There are also four bonus levels where you won’t be doing the usual valet work, but be timed in how fast you knock down bowling pins, clean up garbage, or sweep the gunk off of roads with a street sweeper. You’ll be given a timer to complete seven phases, with stars showing up on the level that you must get (while in a car, can’t cheat like that) before you return all cars to the return zone or they’ll be lost.
This game can be played in single player, which is what I did at first, and unlike other party games where it’s impossible to progress for yourself, Very Very Valet does make it possible to complete the whole game yourself. There will be times where it’s so close, but you can still get all three stars (it took me a couple tries on some levels, but that’s too be expected). And there is an option to mess with difficulty here if you just can’t do it by yourself. I only had to lower it for two levels, one being the sweeping bonus level and the level after that.
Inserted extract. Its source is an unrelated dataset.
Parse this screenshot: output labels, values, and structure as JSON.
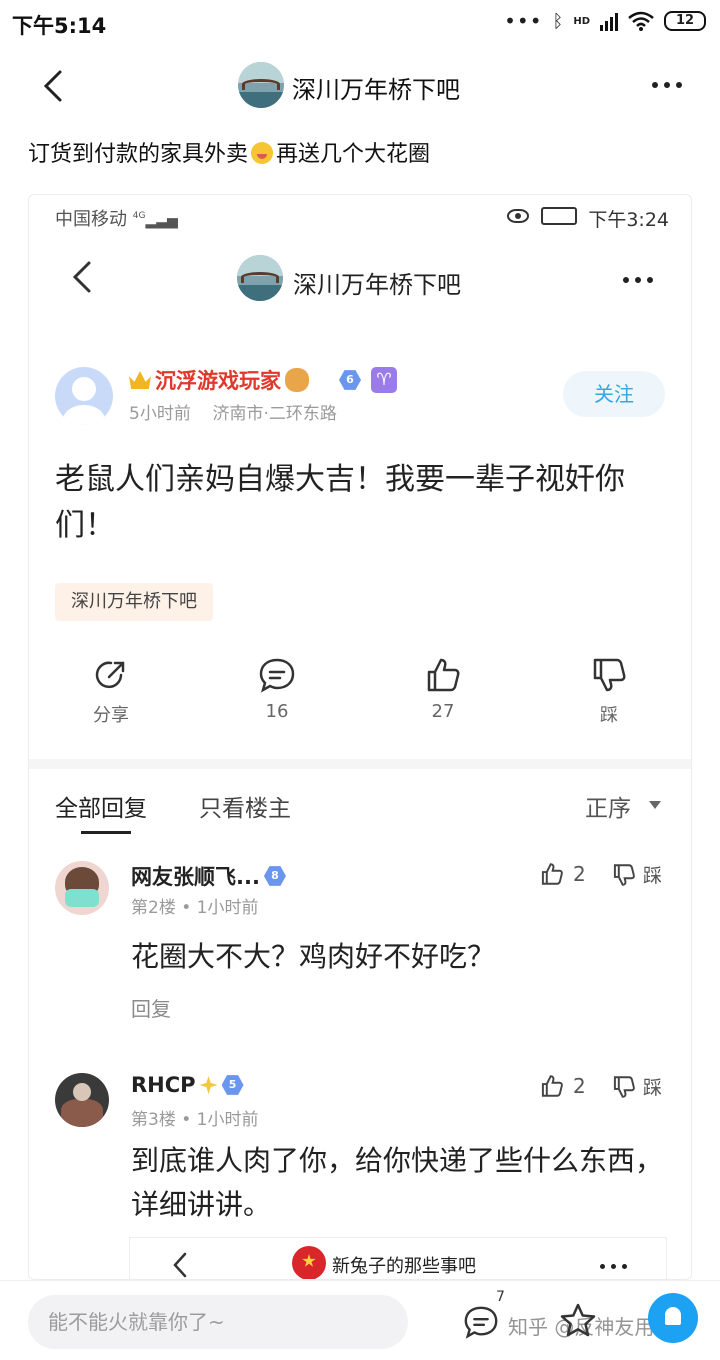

A slight detour, there are three difficulty presets and an option to do a custom difficulty, which messes with how long customers will wait, you can take off the ability for cars to not be abducted if a valet is in it, if the bonus levels will have more or less time for you to complete them, the intensity, if you want powerups and how many will appear, and if you want an extra car to appear in levels. With Trainee being kinder to you (though it’s still chaotic) and Expert being the toughest and probably not one to do in single player. Though, and I just found out now, that you are rewarded with red stars if you complete a level in Expert.
Though, I do recommend playing with others. I was able to talk someone into playing with me and while we only made it halfway through the game and didn’t aim to get all three stars, I had more fun. I can’t really tell you if it’s more chaotic in co-op, as it’s still chaotic in single player, but it’s fun working with another, accidentally bumping into each other, and trying to develop a strategy on the fly so (not many) customer’s cars are abducted. More than one valet can also be in a car, so if it’s one that’s in the red and maybe you’re better at getting out of jams than them, you can easily switch players without risking losing a star.
Very Very Valet is an enjoyable, short, party game where you can finally play as a valet uninterested in keeping your customer’s cars in a good condition. I do wish there were more levels here (as well as online co-op) as this does leave me wanting more as I really liked the variety of levels we got and the challenge they posed. However, I’d be a little hesitant to buy this if you’re only intending to play this by yourself (even though it is still fun), but if you have someone (or three) that can come over and play this with you, then yeah consider picking this up. Like I said before, this is more fun playing with others and considering that this can be realistically finished in an afternoon or two, depending on how good everyone works together and if you want all three stars in all levels, you won’t really have to worry about the group not being able to finish with everyone you started it with.